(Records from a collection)
- - - - -

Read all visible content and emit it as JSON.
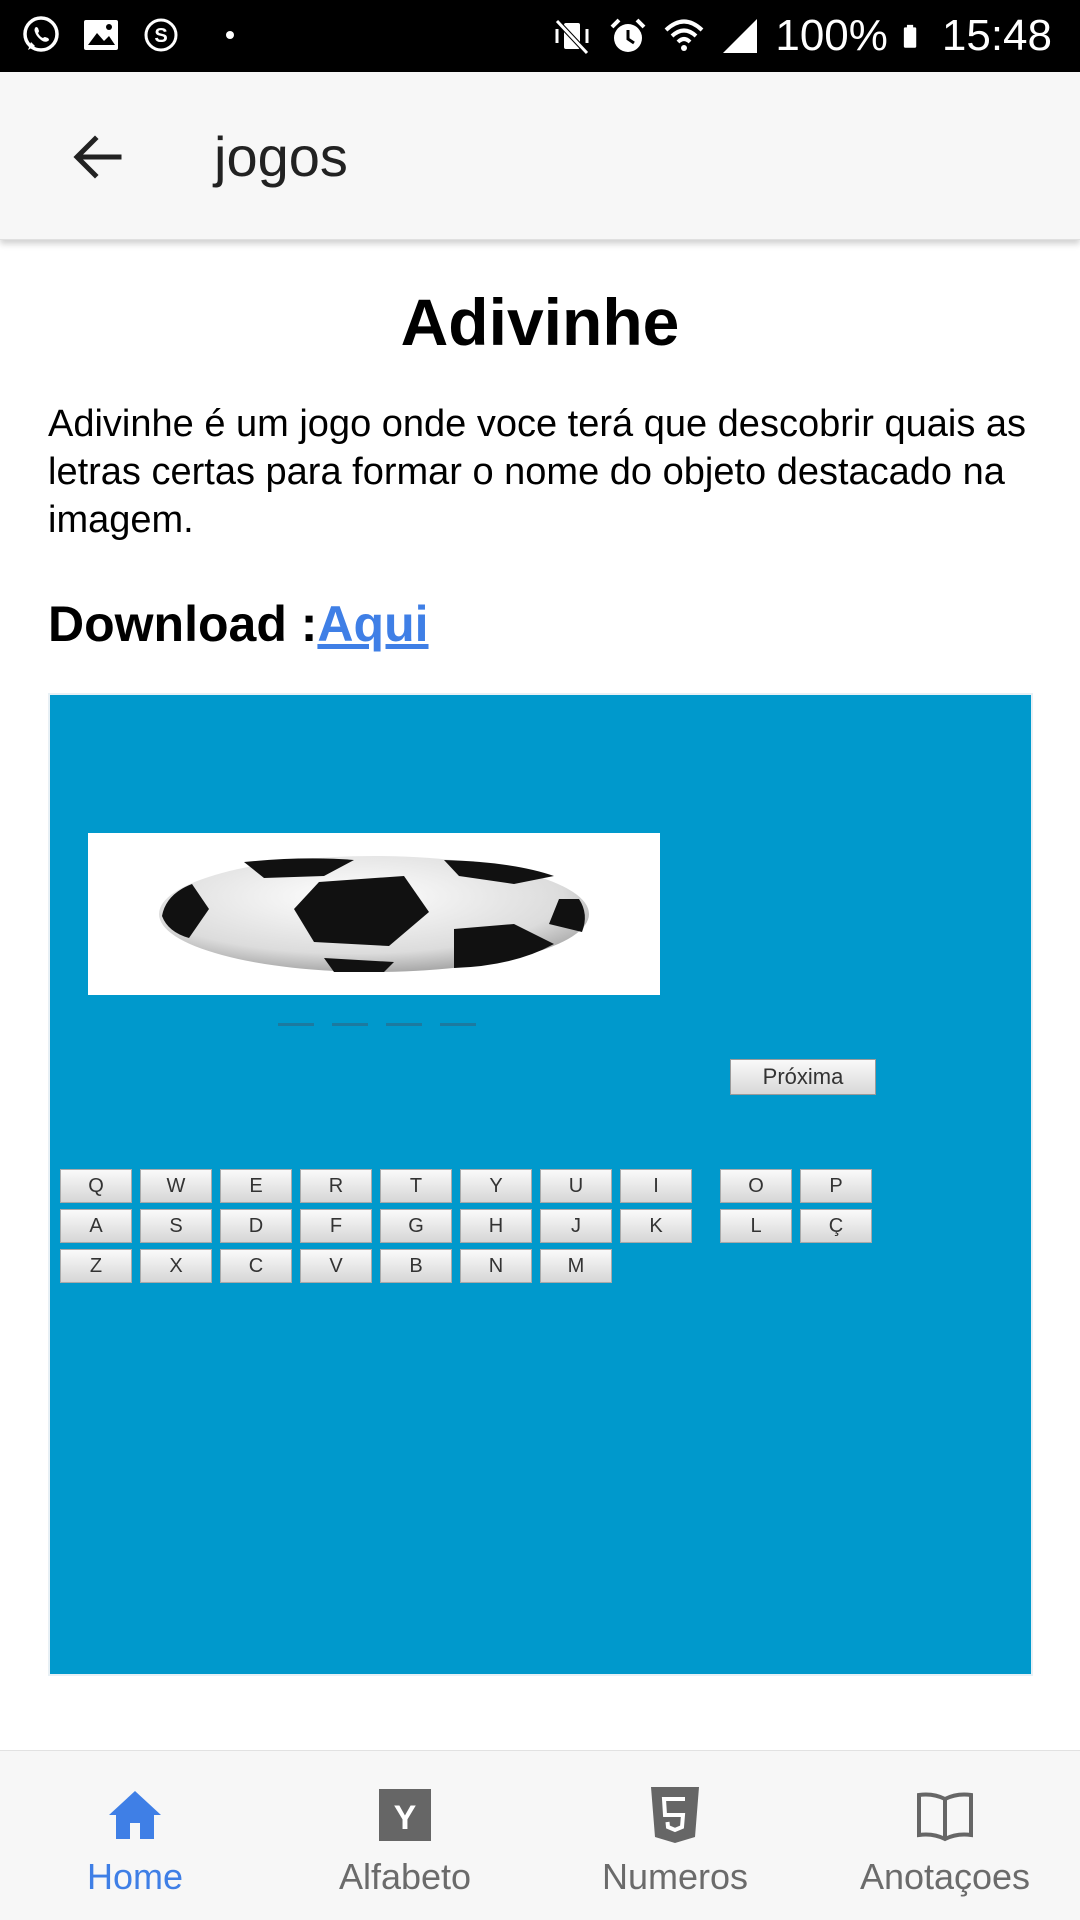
{
  "status_bar": {
    "battery": "100%",
    "time": "15:48"
  },
  "app_bar": {
    "title": "jogos"
  },
  "content": {
    "title": "Adivinhe",
    "description": "Adivinhe é um jogo onde voce terá que descobrir quais as letras certas para formar o nome do objeto destacado na imagem.",
    "download_label": "Download :",
    "download_link": "Aqui"
  },
  "game_screenshot": {
    "next_button": "Próxima",
    "keyboard": {
      "row1": [
        "Q",
        "W",
        "E",
        "R",
        "T",
        "Y",
        "U",
        "I",
        "O",
        "P"
      ],
      "row2": [
        "A",
        "S",
        "D",
        "F",
        "G",
        "H",
        "J",
        "K",
        "L",
        "Ç"
      ],
      "row3": [
        "Z",
        "X",
        "C",
        "V",
        "B",
        "N",
        "M"
      ]
    },
    "background_color": "#0099cc"
  },
  "bottom_nav": {
    "items": [
      {
        "label": "Home",
        "icon": "home-icon",
        "active": true
      },
      {
        "label": "Alfabeto",
        "icon": "y-letter-icon",
        "active": false
      },
      {
        "label": "Numeros",
        "icon": "html5-icon",
        "active": false
      },
      {
        "label": "Anotaçoes",
        "icon": "book-icon",
        "active": false
      }
    ],
    "active_color": "#3f7fe6",
    "inactive_color": "#6b6b6b"
  }
}
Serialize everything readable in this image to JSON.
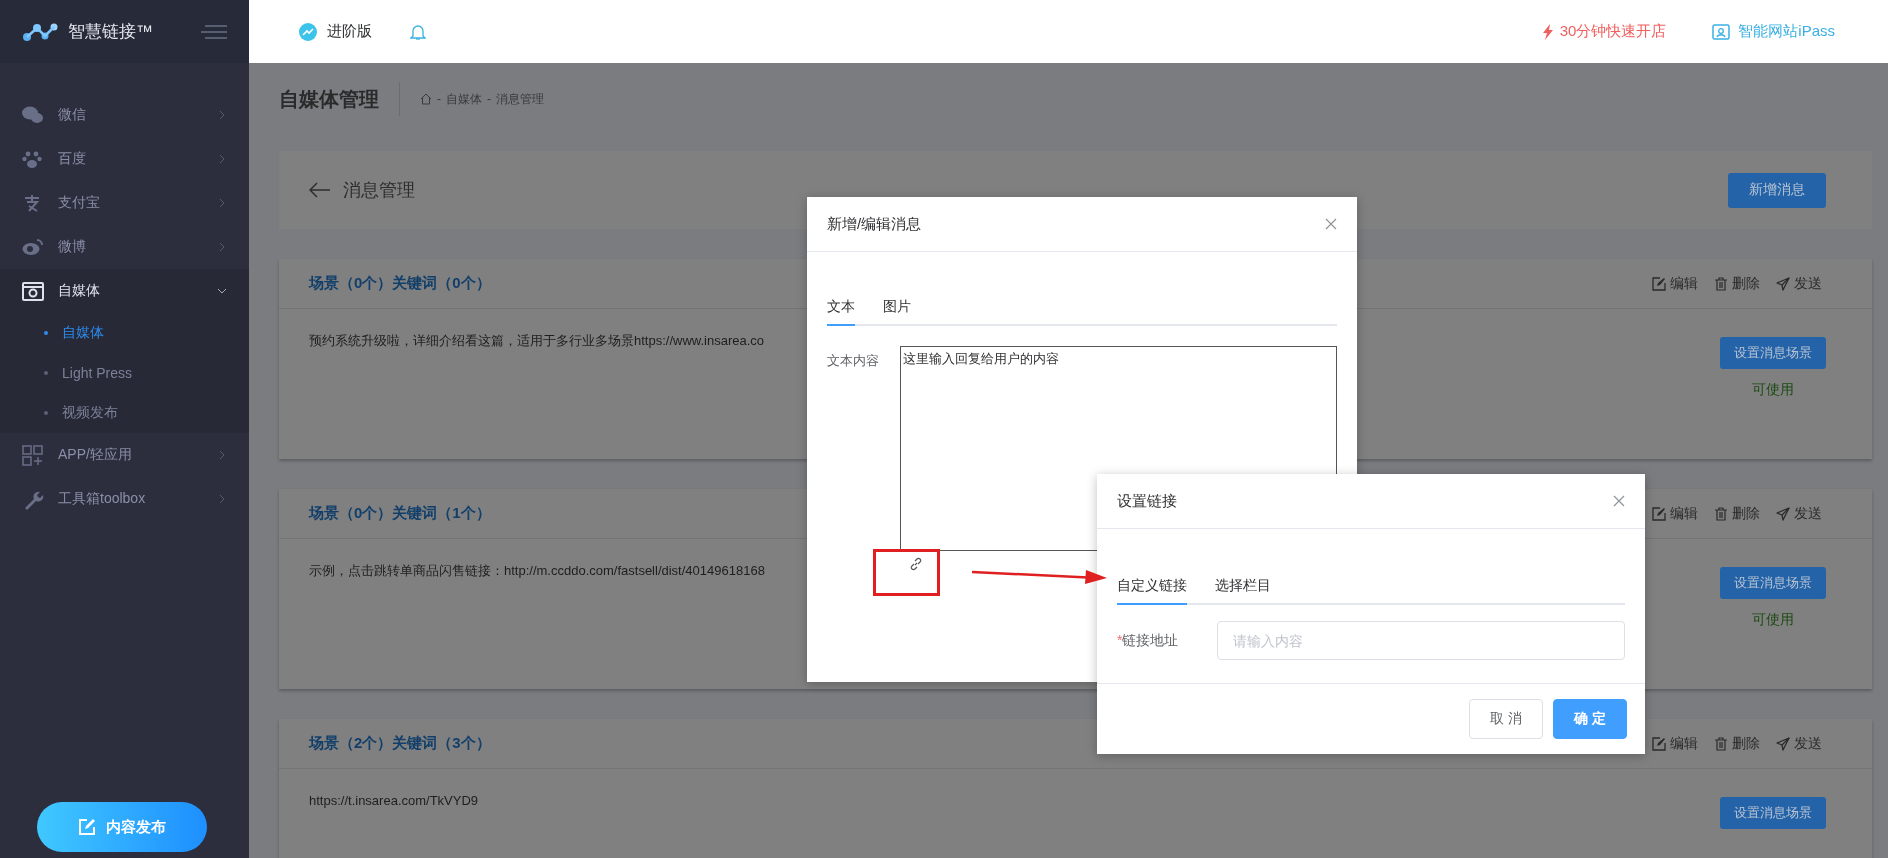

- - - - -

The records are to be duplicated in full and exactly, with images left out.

**Completed exercise**
Read all visible content and emit it as JSON.
{
  "status_bar": {
    "battery": "100%",
    "time": "15:48"
  },
  "app_bar": {
    "title": "jogos"
  },
  "content": {
    "title": "Adivinhe",
    "description": "Adivinhe é um jogo onde voce terá que descobrir quais as letras certas para formar o nome do objeto destacado na imagem.",
    "download_label": "Download :",
    "download_link": "Aqui"
  },
  "game_screenshot": {
    "next_button": "Próxima",
    "keyboard": {
      "row1": [
        "Q",
        "W",
        "E",
        "R",
        "T",
        "Y",
        "U",
        "I",
        "O",
        "P"
      ],
      "row2": [
        "A",
        "S",
        "D",
        "F",
        "G",
        "H",
        "J",
        "K",
        "L",
        "Ç"
      ],
      "row3": [
        "Z",
        "X",
        "C",
        "V",
        "B",
        "N",
        "M"
      ]
    },
    "background_color": "#0099cc"
  },
  "bottom_nav": {
    "items": [
      {
        "label": "Home",
        "icon": "home-icon",
        "active": true
      },
      {
        "label": "Alfabeto",
        "icon": "y-letter-icon",
        "active": false
      },
      {
        "label": "Numeros",
        "icon": "html5-icon",
        "active": false
      },
      {
        "label": "Anotaçoes",
        "icon": "book-icon",
        "active": false
      }
    ],
    "active_color": "#3f7fe6",
    "inactive_color": "#6b6b6b"
  }
}
Serialize everything readable in this image to JSON.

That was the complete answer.